For example, a KD of 1 to 10 (color-coded green, for “go”) will likely be very easy to rank for, while a KD of 80 to 100 (color-coded red, for “stop”) will be incredibly hard to rank for. You’ll need to build hundreds of links to be able to rank on Page 1 of search engines for a keyword in that range.
The chart below shows you why. As you can see, the KD scale is exponential. As the KD score rises, you need significantly more referring domains to rank.
We’ve estimated that top-ranking pages for the keyword "content marketing" have backlinks from approximately 455 websites. As a result, this is a super challenging keyword to rank for, which is why it has a keyword difficulty score of 84.
A page’s raw number of backlinks is a very strong Google ranking factor, but there are at least 200+ smaller factors, all of which can influence ranking.
As a result, our keyword difficulty score (which is based purely on backlinks) is a good starting point for determining the real ranking difficulty of a keyword. Just keep in mind that it doesn't reflect the whole picture.
So now let’s see how the KD metric can help you refine your list of potential keywords.
When reviewing the keyword ideas in our report, I liked the terms:
- Hiking backpack - 15K volume, 12K clicks
- Leather backpack - 12K volume, 11.5K clicks
- Waterproof backpack - 11K volume, 12K clicks
Notice how high the clicks are compared to the search volume. This tells us these keywords could result in traffic if we can push our page to the top of search engines.
But to know how hard that will be, we need to know each term’s KD.
For that, look at your Keyword Ideas report. When you updated the metrics to see the Clicks, the KD score was also updated. Notice in this screenshot that all three of the terms I selected have a dark green color. And each of their scores is less than 10.
The third term, “waterproof backpack,” has a KD of 3, which is extremely low. Let’s look at the SERP overview for that term to understand why.
In this report, you can see all the top-ranking pages for a keyword at a glance.

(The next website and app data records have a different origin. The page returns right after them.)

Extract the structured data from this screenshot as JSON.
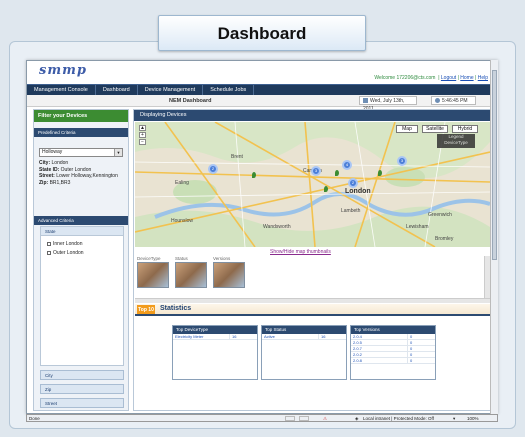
{
  "slide": {
    "title": "Dashboard"
  },
  "header": {
    "logo": "smmp",
    "welcome_text": "Welcome 172206@cts.com",
    "links": [
      "Logout",
      "Home",
      "Help"
    ]
  },
  "nav": {
    "items": [
      "Management Console",
      "Dashboard",
      "Device Management",
      "Schedule Jobs"
    ]
  },
  "subbar": {
    "title": "NEM Dashboard",
    "date": "Wed, July 13th, 2011",
    "time": "5:46:45 PM"
  },
  "left": {
    "filter_title": "Filter your Devices",
    "predefined_title": "Predefined Criteria",
    "selected_criteria": "Holloway",
    "info": {
      "city_label": "City:",
      "city": "London",
      "state_label": "State ID:",
      "state": "Outer London",
      "street_label": "Street:",
      "street": "Lower Holloway,Kennington",
      "zip_label": "Zip:",
      "zip": "BR1,BR3"
    },
    "advanced_title": "Advanced Criteria",
    "state_section": "State",
    "state_options": [
      "Inner London",
      "Outer London"
    ],
    "accordion": [
      "City",
      "Zip",
      "Street"
    ]
  },
  "main": {
    "displaying_title": "Displaying Devices",
    "map_types": [
      "Map",
      "Satellite",
      "Hybrid"
    ],
    "legend": [
      "Legend",
      "DeviceType"
    ],
    "map_labels": [
      "London",
      "Brent",
      "Hounslow",
      "Wandsworth",
      "Lambeth",
      "Greenwich",
      "Lewisham",
      "Camden",
      "Ealing",
      "Bromley"
    ],
    "show_hide": "Show/Hide map thumbnails",
    "thumb_labels": [
      "DeviceType",
      "Status",
      "Versions"
    ],
    "top10": "Top 10",
    "stats_title": "Statistics"
  },
  "stats": {
    "tables": [
      {
        "header": "Top DeviceType",
        "rows": [
          {
            "name": "Electricity Meter",
            "value": "16"
          }
        ]
      },
      {
        "header": "Top Status",
        "rows": [
          {
            "name": "Active",
            "value": "16"
          }
        ]
      },
      {
        "header": "Top Versions",
        "rows": [
          {
            "name": "2.0.4",
            "value": "0"
          },
          {
            "name": "2.0.5",
            "value": "0"
          },
          {
            "name": "2.0.7",
            "value": "0"
          },
          {
            "name": "2.0.2",
            "value": "0"
          },
          {
            "name": "2.0.8",
            "value": "0"
          }
        ]
      }
    ]
  },
  "statusbar": {
    "left": "Done",
    "zone": "Local intranet | Protected Mode: Off",
    "zoom": "100%"
  },
  "colors": {
    "accent_green": "#3c8c32",
    "nav_blue": "#1f3a5c",
    "top10_orange": "#f29b1c"
  }
}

It’s the “Domains” column that impacts the KD score.
This column tells us how many referring domains each page has, and as you can see, most have only a few domains linking to them. As a result, you won’t need a lot of backlinks to compete with these pages and rank well for this keyword.

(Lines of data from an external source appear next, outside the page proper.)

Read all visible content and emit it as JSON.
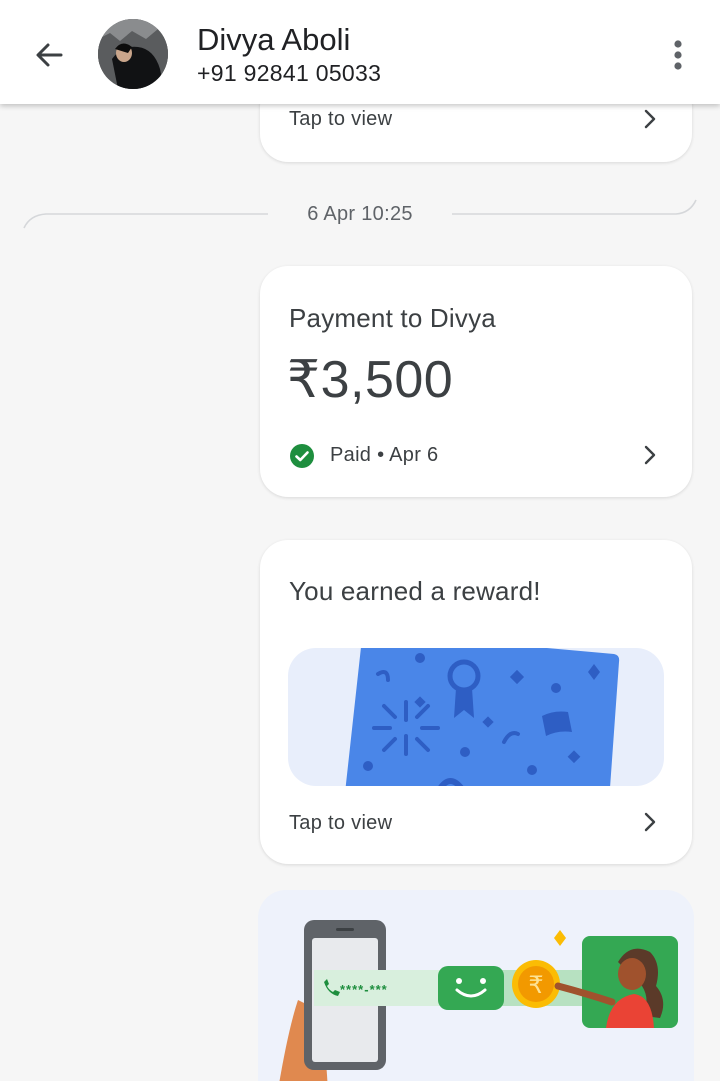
{
  "header": {
    "name": "Divya Aboli",
    "phone": "+91 92841 05033",
    "back_icon": "arrow-left-icon",
    "menu_icon": "more-vertical-icon"
  },
  "top_card": {
    "link_label": "Tap to view"
  },
  "date_separator": "6 Apr 10:25",
  "payment": {
    "title": "Payment to Divya",
    "amount": "₹3,500",
    "status": "Paid • Apr 6",
    "status_color": "#1e8e3e"
  },
  "reward": {
    "title": "You earned a reward!",
    "link_label": "Tap to view",
    "card_color": "#4a86e8",
    "panel_color": "#e8eefb"
  },
  "promo": {
    "masked_number": "****-***",
    "currency_symbol": "₹"
  }
}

All three of the terms I selected above are great opportunities. They all have a high search volume and clicks, and they all have a low KD. But since “waterproof backpack” has a higher percentage of clicks and a lower KD, it should probably be a higher priority than the other two terms.
Your goal is to prioritize your list of keyword opportunities by reviewing their KD score. The keywords that can give you good traffic and are easy to rank for are you best opportunities.

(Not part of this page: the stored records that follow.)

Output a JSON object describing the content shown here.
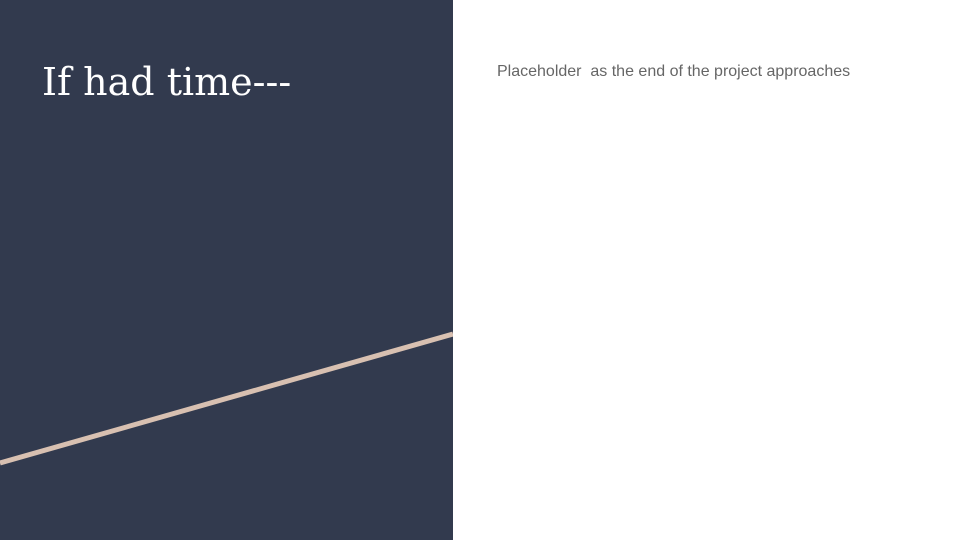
{
  "slide": {
    "title": "If had time---",
    "body_text": "Placeholder  as the end of the project approaches"
  },
  "colors": {
    "left_panel": "#323a4e",
    "accent_line": "#d8c0b1",
    "title_text": "#ffffff",
    "body_text": "#666666",
    "background": "#ffffff"
  }
}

- Review the keyword difficulty score for each of the keywords you’ve chosen.
- Prioritize your list, putting the terms with the lowest KD at the top of your list.
Now, it’s only a matter of working down the list. The keywords at the top of your list will likely be the easiest pages to rank for, but you’ll need to do the work to create high-quality pages and build relevant links to them.
A Good Place to Start
In this lesson, we only scratch the surface of the advanced keyword research you can perform with the Keywords Explorer tool. There are many other features and metrics that we didn't cover… but we’ll explain everything in future lessons.
We’ll also give you some ideas on how to create high-value pages for the keywords you choose—so you can rank higher and get more search traffic to your site.
In the meantime, add “Clicks” to the search metrics you review when picking your best keyword opportunities. And create a list of the easy keywords that you can possibly rank for in just a few months.
If you want to learn more about Ahrefs' Keyword difficulty score and how to apply it in your keyword research, please read this article on our blog: How To Use Ahrefs “Keyword Difficulty” Score To Find The Juiciest Keywords To Rank For .